Many of those claims may, at a minimum, allege a colorable claim for relief. With the aid of hindsight, and the burden of a hefty post-trial sentence, many defendants' recollections of what they would have accepted in terms of a plea bargain will be blurred by the decisions in Frye and Cooper.
Those who stand to benefit the most from the decisions are those who received lengthy sentences. The so-called trial penalty, which often saddled those who went to trial with much longer sentences than those who pled guilty, will spur a bevy of ineffective assistance claims.
A renewed challenge to a sentence long after investigating police officers have retired and witnesses have moved away or died, may invite renegotiated pleas — lower sentences and a whole lot less work for already overworked prosecutors. Some cases will succeed simply because new prosecutors and judges will have different positions on punishment or philosophical differences on issues like the death penalty or life in prison without the possibility of parole.
The cost of such claims may also balloon. If ineffectiveness claims are made against county public defenders, then counties will need to pick up the cost for court-appointed counsel to handle the conflicts.
As Justice Antonin Scalia wrote in his dissent in Cooper, "Today's decision ... opens a whole new boutique of constitutional jurisprudence ('plea-bargaining law')."
There may be some handwringing as the details of plea-bargaining law are worked out through state and federal appellate courts, but the Supreme Court made the right decision. As Justice Kennedy wrote in Frye, plea-bargaining determines "who goes to jail and for how long.

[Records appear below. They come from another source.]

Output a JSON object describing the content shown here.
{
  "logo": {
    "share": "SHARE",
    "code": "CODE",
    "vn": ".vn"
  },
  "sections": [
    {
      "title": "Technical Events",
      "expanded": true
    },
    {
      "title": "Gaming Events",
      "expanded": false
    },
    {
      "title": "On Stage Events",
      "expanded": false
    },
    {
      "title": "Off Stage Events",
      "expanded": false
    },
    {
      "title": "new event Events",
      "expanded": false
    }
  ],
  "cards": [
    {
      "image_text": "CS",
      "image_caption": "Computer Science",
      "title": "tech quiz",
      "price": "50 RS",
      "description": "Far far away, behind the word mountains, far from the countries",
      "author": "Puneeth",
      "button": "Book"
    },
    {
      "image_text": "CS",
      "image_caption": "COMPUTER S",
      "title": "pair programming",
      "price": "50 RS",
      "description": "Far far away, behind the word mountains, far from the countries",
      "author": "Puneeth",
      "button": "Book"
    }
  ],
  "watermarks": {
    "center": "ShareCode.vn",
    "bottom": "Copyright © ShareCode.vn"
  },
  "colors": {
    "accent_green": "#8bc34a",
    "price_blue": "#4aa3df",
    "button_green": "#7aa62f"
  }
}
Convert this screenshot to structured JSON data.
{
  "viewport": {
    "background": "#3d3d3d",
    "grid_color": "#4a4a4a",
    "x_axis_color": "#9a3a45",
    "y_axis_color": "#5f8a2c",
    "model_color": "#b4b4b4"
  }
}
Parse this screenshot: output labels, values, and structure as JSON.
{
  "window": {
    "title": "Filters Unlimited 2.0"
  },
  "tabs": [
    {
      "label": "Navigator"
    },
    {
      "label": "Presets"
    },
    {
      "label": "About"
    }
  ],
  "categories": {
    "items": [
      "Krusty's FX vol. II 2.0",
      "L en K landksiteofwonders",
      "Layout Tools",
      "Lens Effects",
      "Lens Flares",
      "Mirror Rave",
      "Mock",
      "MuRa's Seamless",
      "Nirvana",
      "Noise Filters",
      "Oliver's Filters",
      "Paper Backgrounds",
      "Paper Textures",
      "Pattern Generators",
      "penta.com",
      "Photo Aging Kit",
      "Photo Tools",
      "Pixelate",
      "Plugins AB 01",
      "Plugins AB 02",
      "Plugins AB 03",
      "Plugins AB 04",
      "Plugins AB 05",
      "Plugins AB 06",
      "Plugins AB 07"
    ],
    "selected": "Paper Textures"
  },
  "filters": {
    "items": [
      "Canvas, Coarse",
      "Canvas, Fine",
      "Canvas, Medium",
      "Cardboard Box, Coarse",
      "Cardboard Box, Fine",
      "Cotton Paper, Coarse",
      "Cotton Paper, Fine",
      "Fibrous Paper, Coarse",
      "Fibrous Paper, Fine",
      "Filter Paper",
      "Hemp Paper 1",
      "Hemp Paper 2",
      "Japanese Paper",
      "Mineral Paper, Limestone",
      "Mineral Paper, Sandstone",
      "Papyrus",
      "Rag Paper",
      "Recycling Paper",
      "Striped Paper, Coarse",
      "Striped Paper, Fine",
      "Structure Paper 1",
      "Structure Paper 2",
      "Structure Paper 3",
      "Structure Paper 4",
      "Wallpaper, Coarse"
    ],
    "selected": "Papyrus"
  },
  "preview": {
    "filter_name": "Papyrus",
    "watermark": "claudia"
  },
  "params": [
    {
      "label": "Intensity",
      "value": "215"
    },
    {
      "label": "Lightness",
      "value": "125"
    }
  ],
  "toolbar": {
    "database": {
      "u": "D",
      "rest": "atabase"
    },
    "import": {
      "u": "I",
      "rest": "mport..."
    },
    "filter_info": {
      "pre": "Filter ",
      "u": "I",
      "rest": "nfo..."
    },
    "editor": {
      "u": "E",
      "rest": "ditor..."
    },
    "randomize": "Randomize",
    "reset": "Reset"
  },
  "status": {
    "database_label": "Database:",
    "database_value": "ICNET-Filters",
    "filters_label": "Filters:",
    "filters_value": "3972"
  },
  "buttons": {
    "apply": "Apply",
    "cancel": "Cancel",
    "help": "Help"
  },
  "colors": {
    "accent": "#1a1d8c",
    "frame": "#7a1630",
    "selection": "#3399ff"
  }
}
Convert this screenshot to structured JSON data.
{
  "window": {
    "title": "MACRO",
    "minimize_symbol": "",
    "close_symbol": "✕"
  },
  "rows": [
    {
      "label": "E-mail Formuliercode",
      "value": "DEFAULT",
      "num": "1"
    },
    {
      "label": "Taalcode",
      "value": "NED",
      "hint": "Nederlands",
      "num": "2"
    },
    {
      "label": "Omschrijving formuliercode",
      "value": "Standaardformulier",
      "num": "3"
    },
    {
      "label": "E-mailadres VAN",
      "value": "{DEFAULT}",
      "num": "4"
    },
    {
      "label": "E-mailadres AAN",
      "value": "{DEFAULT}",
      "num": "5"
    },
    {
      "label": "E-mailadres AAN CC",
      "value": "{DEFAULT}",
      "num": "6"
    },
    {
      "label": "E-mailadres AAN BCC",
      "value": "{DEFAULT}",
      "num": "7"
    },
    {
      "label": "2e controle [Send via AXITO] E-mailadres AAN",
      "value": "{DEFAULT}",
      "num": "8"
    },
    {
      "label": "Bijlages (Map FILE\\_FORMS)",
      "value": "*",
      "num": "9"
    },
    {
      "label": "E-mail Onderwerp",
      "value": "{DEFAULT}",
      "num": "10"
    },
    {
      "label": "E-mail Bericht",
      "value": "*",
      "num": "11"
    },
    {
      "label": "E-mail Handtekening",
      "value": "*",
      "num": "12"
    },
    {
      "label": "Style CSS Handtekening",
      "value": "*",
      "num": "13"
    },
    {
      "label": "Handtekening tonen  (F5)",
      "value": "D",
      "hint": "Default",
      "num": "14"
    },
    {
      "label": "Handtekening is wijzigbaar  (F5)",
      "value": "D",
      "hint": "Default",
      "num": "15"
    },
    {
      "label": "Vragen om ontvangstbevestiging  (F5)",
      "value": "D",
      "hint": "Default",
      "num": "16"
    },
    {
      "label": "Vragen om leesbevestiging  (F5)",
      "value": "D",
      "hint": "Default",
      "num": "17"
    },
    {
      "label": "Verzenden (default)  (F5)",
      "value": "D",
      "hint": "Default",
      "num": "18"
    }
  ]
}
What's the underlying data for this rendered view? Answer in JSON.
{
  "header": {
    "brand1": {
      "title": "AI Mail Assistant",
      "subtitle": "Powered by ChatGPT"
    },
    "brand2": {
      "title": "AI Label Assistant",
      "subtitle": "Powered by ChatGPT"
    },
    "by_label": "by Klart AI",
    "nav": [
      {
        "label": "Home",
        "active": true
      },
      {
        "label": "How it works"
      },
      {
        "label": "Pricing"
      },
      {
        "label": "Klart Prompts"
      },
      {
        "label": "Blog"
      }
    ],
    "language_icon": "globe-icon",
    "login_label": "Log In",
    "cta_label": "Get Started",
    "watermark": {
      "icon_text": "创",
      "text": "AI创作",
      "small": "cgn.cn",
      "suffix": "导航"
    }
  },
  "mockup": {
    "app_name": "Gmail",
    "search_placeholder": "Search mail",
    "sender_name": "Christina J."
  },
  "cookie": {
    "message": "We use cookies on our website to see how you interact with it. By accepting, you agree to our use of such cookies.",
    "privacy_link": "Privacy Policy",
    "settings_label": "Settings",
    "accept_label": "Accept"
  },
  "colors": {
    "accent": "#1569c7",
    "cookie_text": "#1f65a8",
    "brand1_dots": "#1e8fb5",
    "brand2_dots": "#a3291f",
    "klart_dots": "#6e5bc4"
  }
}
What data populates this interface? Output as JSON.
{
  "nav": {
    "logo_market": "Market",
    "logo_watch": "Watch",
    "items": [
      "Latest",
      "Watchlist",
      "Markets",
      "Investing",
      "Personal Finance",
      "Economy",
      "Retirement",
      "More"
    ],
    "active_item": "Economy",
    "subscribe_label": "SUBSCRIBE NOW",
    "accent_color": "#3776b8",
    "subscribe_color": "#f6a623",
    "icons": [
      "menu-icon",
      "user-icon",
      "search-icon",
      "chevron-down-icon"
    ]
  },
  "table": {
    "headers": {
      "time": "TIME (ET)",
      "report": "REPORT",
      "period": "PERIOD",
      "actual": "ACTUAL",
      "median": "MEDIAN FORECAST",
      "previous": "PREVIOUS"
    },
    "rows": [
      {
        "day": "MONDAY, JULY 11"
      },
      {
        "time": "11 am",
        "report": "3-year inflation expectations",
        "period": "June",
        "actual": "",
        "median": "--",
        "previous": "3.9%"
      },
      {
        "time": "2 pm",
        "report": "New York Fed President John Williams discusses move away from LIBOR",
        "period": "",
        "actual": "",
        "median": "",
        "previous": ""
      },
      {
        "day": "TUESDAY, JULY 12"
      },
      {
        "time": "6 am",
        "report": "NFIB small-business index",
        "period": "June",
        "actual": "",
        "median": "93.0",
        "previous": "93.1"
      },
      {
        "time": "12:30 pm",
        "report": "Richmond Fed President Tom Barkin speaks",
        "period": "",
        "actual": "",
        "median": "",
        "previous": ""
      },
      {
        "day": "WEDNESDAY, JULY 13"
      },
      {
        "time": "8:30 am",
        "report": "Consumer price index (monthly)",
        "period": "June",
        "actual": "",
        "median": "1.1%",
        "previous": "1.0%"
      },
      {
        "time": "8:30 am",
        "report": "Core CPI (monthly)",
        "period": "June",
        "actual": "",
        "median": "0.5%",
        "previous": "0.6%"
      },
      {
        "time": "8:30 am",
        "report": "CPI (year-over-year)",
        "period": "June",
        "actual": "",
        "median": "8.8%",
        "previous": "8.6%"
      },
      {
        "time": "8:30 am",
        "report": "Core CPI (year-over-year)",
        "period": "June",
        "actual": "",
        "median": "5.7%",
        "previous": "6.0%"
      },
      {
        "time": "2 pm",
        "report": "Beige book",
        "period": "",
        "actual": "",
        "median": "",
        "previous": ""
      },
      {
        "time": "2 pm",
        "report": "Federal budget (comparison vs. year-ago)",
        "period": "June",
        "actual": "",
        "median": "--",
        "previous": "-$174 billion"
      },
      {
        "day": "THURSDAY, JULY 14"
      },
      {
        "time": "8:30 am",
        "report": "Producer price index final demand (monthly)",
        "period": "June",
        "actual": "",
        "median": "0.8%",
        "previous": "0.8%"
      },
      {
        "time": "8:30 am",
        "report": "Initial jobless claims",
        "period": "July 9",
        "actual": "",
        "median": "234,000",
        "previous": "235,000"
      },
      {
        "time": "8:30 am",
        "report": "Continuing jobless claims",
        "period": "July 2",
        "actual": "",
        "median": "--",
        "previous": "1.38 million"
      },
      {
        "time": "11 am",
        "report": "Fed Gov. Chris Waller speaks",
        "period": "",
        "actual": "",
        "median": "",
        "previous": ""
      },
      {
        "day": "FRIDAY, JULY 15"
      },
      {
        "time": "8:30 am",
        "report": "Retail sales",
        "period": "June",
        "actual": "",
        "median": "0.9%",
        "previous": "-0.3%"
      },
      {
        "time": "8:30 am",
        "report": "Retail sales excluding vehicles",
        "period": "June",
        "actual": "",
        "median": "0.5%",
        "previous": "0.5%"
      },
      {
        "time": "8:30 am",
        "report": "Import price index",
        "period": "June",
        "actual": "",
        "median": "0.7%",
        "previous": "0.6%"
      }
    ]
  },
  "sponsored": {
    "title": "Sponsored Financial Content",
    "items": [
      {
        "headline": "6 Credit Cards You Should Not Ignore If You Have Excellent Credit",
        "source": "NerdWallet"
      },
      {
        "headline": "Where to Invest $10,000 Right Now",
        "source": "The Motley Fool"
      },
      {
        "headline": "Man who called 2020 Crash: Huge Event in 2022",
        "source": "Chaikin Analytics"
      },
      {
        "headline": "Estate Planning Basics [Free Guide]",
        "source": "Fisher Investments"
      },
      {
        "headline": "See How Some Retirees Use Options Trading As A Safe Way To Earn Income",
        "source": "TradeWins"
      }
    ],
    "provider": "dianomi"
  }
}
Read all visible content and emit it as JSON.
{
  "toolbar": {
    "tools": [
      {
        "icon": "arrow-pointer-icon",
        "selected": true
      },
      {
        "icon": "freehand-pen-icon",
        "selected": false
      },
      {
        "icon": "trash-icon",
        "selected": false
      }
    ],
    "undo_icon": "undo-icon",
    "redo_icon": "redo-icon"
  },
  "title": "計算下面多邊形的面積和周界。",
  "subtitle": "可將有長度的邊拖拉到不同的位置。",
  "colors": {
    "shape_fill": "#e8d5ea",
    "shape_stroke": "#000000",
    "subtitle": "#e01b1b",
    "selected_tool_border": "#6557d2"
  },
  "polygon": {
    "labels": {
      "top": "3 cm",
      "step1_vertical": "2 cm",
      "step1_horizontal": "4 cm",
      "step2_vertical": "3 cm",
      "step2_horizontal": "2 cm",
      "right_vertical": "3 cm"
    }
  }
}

It is not some adjunct to the criminal justice system. It is the criminal justice system." •